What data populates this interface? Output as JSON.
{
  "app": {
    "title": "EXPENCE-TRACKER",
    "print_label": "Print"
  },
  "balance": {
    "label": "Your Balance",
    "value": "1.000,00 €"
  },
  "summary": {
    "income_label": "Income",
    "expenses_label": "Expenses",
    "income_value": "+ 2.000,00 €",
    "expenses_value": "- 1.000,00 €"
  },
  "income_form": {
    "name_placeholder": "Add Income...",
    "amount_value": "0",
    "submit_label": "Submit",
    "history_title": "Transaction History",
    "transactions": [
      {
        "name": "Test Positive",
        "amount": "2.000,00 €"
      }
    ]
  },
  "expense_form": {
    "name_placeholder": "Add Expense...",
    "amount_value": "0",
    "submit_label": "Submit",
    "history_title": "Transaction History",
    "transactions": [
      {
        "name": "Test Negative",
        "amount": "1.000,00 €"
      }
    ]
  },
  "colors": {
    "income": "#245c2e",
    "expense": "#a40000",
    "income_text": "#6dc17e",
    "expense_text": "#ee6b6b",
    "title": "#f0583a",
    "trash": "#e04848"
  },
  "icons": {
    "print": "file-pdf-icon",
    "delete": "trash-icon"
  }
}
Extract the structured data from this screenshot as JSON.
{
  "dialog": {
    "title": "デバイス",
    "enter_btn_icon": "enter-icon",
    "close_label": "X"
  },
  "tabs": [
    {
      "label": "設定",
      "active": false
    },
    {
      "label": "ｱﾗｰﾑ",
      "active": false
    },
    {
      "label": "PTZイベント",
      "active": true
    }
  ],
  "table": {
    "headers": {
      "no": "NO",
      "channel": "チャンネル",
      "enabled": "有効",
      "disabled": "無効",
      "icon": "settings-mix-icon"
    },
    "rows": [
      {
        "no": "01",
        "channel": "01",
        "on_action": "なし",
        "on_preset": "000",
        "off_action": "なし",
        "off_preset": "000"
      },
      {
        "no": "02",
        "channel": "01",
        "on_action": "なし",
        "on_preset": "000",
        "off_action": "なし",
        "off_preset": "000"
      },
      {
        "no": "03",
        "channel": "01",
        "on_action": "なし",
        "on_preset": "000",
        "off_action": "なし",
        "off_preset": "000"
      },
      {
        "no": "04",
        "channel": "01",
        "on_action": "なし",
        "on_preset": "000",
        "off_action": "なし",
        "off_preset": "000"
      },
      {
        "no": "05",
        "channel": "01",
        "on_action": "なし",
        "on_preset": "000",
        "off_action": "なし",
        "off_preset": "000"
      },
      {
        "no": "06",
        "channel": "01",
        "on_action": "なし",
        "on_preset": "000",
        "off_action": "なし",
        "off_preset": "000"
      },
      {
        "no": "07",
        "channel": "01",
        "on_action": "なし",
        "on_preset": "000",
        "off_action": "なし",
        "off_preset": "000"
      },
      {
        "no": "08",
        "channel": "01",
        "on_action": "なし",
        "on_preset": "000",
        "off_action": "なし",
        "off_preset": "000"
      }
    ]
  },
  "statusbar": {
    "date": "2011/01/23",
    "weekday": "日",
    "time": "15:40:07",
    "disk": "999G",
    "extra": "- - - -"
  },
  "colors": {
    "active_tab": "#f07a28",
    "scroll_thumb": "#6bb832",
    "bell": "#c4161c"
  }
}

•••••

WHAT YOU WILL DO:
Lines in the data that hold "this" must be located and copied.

YOUR RESPONSE:
What data populates this interface? Output as JSON.
Extract the structured data from this screenshot as JSON.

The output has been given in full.